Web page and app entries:
------------------------

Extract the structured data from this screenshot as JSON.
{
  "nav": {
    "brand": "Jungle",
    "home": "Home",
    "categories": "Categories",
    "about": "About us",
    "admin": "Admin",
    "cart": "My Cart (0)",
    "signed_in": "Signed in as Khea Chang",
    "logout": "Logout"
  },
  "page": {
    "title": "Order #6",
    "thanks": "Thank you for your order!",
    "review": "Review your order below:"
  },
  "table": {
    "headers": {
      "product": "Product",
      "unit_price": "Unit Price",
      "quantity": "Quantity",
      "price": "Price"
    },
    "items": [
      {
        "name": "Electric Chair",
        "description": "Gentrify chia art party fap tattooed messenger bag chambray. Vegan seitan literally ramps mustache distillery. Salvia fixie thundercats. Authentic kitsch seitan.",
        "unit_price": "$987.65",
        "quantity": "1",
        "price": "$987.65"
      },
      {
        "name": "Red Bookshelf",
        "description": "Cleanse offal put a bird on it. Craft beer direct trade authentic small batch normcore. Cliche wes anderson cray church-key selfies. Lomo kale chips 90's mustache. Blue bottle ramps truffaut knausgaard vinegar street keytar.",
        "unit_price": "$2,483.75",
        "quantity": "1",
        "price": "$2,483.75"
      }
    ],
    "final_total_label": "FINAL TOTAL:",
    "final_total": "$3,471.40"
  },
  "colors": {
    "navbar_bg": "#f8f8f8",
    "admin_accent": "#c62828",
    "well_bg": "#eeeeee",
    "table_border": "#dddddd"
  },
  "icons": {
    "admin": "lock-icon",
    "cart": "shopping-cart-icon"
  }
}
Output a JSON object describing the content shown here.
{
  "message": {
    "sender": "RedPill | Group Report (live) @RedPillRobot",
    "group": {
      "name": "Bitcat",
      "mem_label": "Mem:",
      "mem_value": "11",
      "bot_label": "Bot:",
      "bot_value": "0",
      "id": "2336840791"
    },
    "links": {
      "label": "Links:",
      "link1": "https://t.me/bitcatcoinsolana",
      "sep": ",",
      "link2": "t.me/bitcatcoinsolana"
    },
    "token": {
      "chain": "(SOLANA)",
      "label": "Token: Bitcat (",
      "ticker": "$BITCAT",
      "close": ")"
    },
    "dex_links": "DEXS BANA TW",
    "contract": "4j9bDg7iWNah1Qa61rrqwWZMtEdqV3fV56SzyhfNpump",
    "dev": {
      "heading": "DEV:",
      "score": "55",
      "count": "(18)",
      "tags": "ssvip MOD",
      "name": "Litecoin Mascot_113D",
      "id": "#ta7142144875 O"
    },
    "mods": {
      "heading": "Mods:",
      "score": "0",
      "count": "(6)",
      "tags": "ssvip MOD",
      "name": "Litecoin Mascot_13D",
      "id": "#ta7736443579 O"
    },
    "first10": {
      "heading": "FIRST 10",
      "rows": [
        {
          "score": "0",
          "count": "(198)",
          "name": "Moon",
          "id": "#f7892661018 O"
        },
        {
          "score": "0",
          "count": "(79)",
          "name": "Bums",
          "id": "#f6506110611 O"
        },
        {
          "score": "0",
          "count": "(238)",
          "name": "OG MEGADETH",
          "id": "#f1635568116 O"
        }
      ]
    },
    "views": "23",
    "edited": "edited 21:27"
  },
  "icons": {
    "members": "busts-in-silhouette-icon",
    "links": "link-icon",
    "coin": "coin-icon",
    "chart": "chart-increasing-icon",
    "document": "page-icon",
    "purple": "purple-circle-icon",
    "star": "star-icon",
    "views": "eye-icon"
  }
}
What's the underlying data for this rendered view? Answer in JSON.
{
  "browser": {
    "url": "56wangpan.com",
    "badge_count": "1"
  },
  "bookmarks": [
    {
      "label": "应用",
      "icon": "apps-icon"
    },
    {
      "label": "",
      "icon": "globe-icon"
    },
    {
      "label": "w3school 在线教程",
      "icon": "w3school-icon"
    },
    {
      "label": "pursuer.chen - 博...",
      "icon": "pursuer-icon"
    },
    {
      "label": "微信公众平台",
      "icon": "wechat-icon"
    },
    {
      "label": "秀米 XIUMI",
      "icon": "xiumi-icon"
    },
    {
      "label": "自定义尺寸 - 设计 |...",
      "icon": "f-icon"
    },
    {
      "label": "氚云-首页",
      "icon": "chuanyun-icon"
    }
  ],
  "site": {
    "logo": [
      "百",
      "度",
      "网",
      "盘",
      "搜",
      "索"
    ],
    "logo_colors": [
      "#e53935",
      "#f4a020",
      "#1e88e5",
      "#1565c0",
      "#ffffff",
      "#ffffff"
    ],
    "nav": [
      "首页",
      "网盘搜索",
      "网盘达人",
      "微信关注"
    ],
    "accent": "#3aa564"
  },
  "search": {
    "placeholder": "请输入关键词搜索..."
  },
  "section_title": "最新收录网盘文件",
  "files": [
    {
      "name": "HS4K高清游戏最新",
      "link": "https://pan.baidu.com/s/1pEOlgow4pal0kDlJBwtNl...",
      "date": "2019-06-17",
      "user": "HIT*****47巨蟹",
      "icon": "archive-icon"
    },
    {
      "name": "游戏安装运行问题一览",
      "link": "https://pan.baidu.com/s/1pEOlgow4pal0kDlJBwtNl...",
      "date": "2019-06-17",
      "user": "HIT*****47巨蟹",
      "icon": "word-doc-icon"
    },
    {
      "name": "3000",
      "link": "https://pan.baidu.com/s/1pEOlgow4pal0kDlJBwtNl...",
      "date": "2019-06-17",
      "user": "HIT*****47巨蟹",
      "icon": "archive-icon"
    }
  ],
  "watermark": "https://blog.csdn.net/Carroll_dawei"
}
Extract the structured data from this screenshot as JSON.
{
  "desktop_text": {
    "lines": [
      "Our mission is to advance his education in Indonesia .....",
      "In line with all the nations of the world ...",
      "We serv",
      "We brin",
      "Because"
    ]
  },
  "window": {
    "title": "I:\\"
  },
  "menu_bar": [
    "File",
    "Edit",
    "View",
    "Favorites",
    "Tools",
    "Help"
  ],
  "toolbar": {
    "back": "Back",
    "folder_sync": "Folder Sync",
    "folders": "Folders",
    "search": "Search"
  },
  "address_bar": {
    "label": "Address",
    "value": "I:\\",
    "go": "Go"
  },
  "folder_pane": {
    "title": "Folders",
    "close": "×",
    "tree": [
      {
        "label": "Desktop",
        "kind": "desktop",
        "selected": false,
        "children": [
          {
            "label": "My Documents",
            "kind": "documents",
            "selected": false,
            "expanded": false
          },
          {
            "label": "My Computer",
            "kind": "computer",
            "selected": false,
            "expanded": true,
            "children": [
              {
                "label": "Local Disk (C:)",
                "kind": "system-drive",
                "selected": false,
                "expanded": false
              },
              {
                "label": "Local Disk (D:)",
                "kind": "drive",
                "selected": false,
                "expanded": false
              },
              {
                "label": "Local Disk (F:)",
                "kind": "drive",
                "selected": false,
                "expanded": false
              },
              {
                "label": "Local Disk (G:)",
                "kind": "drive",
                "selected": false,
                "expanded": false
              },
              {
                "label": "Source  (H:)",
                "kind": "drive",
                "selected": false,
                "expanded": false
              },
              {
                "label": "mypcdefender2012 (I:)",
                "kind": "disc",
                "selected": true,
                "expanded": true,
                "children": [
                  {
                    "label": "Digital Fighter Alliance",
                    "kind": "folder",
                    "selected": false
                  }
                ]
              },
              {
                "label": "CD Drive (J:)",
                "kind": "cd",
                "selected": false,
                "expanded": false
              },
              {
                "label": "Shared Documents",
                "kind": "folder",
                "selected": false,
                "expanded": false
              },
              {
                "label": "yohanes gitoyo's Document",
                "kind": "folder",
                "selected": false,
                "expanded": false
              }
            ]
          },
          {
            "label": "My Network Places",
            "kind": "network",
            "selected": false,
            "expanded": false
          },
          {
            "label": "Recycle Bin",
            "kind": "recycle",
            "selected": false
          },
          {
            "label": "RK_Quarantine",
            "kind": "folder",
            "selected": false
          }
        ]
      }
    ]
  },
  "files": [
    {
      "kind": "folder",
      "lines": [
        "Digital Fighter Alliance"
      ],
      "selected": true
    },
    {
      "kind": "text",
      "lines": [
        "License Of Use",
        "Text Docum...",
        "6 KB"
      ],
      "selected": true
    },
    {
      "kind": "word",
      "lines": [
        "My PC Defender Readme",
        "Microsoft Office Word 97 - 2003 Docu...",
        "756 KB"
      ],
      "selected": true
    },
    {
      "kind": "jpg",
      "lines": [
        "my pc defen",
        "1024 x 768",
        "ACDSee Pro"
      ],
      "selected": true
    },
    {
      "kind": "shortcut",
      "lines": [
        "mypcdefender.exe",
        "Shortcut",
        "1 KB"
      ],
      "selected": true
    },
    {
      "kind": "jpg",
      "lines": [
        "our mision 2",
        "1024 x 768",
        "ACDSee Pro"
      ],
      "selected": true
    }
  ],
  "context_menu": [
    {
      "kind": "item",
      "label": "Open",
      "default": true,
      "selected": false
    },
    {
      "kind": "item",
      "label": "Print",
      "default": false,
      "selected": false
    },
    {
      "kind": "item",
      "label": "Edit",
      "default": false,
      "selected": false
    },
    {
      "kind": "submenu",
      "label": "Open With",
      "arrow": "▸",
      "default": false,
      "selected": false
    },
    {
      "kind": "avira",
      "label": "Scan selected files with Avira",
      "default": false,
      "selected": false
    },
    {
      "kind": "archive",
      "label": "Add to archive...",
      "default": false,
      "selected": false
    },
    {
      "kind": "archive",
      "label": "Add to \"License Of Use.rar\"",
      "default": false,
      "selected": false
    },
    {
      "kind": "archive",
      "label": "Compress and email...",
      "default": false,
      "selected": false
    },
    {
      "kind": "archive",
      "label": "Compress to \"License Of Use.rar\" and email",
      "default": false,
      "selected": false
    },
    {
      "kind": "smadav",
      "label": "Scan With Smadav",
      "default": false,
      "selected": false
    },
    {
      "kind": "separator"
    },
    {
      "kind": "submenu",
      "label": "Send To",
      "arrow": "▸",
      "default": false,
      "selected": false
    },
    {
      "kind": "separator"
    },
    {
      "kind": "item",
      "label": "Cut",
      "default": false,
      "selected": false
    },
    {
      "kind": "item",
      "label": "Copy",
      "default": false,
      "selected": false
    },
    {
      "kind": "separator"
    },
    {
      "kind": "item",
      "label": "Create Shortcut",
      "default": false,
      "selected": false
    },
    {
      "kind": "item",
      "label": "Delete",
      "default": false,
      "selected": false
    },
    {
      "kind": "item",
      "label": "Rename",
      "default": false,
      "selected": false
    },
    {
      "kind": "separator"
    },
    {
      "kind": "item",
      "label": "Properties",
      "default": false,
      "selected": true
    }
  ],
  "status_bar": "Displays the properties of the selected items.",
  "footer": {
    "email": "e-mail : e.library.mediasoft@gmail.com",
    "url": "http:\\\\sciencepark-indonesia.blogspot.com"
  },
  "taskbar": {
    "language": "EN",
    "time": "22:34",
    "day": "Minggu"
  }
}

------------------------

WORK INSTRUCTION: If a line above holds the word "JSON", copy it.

EXERCISE RESPONSE:
Extract the structured data from this screenshot as JSON.
Output a JSON object describing the content shown here.
What's the underlying data for this rendered view? Answer in JSON.
Extract the structured data from this screenshot as JSON.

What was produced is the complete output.